§ Required work: The answer must consist of every line below that contains the word "Properties".

(Dataset items)
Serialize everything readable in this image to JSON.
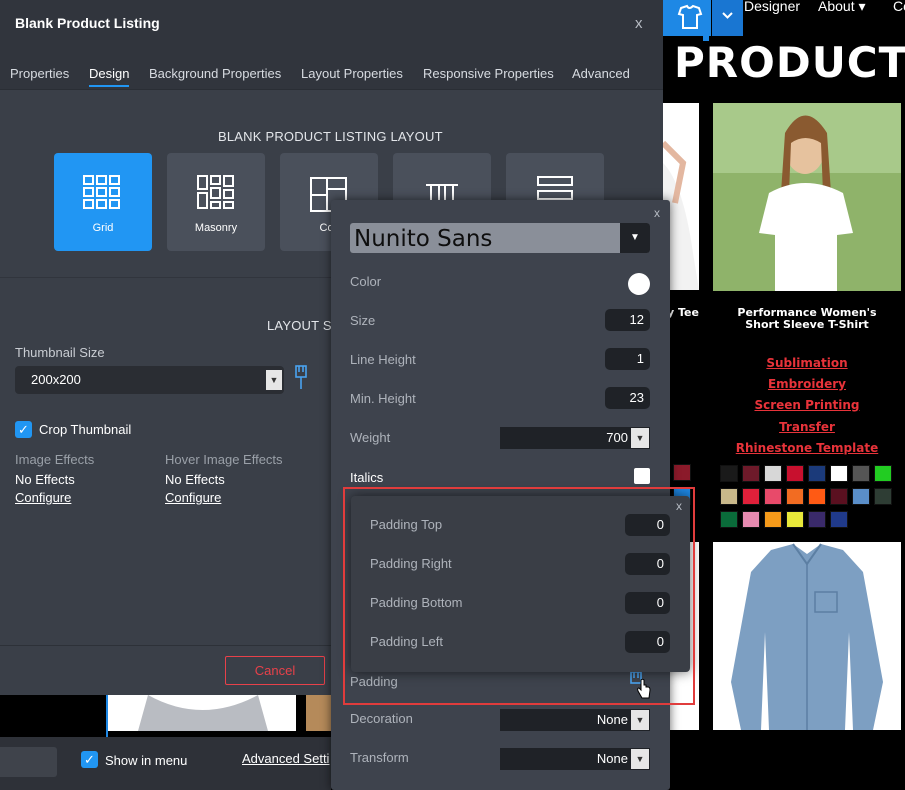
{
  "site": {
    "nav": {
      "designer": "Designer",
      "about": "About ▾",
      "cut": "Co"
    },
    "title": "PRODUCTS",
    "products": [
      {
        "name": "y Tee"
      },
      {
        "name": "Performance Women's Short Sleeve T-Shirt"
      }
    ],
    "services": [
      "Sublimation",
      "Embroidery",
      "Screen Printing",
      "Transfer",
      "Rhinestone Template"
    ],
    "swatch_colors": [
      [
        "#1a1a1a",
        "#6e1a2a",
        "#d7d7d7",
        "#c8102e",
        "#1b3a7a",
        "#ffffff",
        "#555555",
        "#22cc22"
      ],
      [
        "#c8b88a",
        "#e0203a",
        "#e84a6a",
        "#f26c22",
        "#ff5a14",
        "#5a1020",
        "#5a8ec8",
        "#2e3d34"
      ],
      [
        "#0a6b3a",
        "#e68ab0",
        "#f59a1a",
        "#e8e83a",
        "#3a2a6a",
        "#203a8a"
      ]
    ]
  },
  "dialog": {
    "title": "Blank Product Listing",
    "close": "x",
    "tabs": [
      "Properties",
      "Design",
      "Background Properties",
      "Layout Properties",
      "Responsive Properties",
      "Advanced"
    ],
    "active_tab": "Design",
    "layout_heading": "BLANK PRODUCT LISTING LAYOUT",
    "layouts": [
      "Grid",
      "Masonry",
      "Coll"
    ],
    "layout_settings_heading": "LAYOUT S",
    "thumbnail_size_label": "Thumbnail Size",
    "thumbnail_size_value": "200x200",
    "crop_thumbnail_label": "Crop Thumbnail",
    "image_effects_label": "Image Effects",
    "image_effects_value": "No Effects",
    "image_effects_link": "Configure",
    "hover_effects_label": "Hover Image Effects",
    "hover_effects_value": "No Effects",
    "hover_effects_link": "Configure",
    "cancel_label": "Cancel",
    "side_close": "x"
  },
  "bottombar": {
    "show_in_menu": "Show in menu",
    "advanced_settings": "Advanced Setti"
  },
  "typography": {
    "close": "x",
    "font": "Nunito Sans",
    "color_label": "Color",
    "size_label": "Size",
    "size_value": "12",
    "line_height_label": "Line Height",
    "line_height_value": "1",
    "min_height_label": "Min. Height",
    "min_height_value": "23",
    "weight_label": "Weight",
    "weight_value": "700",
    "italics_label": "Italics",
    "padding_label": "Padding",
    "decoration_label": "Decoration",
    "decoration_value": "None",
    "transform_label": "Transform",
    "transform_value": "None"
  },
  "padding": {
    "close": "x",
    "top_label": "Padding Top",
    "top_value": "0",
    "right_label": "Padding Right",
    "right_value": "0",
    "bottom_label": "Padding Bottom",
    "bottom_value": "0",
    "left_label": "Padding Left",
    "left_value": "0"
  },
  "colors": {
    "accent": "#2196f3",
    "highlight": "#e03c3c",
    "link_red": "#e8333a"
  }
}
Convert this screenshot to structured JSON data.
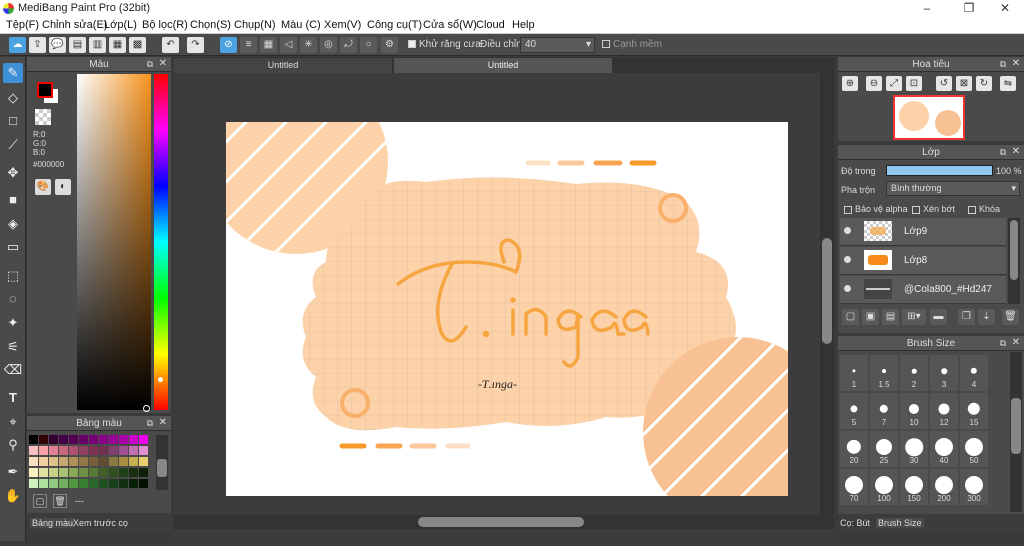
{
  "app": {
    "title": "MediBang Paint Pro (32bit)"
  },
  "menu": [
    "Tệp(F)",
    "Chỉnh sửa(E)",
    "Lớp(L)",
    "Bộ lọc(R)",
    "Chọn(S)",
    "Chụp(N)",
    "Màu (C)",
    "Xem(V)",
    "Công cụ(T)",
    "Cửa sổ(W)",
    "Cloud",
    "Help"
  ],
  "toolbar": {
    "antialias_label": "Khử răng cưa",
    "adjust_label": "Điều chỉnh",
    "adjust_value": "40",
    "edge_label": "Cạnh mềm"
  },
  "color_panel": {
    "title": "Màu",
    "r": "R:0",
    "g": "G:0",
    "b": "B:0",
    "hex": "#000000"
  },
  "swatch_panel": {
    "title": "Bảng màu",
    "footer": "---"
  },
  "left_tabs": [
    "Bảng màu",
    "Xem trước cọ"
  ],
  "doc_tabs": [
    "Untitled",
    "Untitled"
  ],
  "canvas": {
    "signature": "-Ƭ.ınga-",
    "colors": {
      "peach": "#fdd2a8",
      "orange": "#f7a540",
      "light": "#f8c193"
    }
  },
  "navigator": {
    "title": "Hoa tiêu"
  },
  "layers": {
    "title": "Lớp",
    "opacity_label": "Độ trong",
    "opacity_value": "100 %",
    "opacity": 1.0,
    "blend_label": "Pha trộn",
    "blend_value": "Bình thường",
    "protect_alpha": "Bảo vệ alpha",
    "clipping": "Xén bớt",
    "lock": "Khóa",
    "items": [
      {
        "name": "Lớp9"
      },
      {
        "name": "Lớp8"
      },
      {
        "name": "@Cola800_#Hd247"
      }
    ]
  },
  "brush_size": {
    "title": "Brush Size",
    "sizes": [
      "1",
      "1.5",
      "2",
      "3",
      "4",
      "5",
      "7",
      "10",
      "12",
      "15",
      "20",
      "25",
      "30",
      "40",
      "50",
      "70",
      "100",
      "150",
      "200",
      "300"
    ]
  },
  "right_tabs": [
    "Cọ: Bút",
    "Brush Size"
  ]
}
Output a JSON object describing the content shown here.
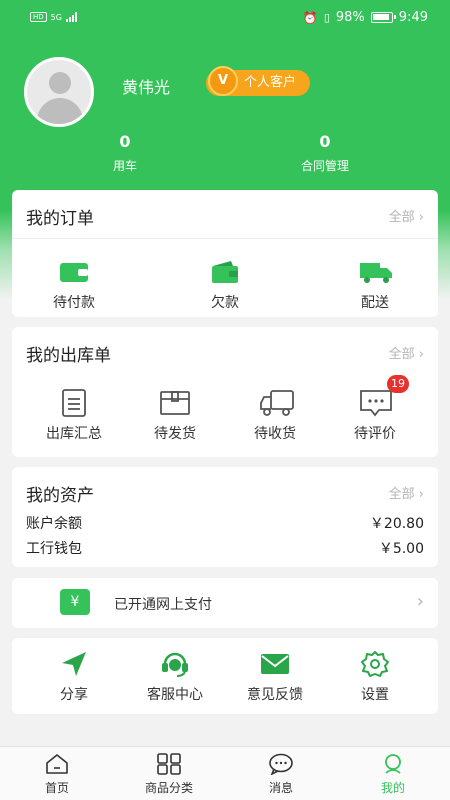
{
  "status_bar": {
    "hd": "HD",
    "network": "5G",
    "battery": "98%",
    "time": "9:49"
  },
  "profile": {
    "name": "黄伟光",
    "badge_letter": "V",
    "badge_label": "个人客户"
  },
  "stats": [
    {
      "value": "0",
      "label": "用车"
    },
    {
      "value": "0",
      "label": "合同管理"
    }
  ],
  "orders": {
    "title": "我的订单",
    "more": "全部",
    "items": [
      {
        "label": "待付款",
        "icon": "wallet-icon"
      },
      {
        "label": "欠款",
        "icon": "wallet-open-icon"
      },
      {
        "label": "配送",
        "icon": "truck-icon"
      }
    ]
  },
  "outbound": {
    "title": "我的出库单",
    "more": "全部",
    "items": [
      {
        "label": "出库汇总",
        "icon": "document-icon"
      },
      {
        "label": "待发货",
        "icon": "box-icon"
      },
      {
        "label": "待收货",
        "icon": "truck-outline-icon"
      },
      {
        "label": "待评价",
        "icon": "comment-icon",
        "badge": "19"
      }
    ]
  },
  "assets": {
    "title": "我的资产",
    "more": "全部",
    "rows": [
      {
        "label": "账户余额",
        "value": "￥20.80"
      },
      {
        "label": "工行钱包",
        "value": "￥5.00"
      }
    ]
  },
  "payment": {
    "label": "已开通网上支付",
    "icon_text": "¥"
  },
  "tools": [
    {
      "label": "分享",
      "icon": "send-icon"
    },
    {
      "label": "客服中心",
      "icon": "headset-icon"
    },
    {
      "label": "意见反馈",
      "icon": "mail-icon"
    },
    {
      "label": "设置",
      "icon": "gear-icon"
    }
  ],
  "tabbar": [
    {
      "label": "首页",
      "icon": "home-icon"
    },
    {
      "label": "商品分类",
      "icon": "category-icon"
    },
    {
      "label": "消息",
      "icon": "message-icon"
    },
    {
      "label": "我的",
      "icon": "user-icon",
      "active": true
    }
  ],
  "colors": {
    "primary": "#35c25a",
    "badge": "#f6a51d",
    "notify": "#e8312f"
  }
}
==
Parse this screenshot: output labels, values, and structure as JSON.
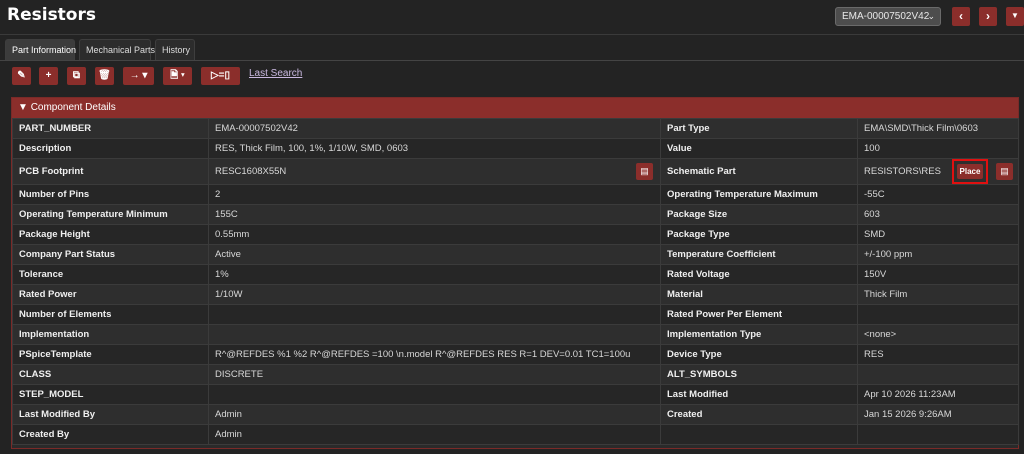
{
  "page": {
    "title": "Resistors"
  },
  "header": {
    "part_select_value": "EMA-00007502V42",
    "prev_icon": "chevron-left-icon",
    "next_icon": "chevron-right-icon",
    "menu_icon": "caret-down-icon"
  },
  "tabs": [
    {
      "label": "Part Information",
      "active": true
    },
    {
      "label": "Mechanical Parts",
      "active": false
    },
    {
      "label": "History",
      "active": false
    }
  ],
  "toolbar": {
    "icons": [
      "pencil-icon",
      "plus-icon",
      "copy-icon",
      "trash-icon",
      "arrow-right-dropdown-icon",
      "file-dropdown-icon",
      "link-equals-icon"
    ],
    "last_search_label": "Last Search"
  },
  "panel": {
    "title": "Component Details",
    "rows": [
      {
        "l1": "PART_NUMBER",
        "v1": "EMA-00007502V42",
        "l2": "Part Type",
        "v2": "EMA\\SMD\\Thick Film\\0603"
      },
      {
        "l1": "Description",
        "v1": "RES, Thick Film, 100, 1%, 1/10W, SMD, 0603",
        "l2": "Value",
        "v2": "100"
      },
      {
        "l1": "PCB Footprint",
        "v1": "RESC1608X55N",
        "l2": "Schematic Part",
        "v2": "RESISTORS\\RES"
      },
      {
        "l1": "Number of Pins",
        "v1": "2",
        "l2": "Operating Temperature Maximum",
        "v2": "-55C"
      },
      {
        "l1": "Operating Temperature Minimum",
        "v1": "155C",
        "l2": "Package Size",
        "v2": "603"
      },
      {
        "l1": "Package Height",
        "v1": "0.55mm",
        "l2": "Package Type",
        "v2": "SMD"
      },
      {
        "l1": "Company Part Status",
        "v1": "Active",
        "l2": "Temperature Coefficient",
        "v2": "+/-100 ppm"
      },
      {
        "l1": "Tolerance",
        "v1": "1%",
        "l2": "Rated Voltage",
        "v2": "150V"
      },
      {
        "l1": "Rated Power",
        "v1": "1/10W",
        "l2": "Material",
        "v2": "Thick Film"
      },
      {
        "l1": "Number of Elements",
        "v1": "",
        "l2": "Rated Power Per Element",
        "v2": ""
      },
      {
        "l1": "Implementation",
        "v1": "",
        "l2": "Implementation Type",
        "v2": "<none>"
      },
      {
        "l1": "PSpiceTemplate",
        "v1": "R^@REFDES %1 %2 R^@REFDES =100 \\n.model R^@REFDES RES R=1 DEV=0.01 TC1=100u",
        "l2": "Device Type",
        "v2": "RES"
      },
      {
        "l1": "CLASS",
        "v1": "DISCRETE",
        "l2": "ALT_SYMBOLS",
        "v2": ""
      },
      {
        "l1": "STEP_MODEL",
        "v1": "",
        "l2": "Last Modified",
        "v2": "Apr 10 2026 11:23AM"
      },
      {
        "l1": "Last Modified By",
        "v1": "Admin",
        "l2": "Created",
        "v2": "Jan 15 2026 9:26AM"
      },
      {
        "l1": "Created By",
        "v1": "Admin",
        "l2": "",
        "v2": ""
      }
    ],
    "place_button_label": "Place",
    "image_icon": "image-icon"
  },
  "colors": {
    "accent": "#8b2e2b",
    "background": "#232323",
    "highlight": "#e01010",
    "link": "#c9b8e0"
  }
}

§ Exercise response:
      "Properties",
      "Background Properties",
      "Layout Properties",
      "Responsive Properties",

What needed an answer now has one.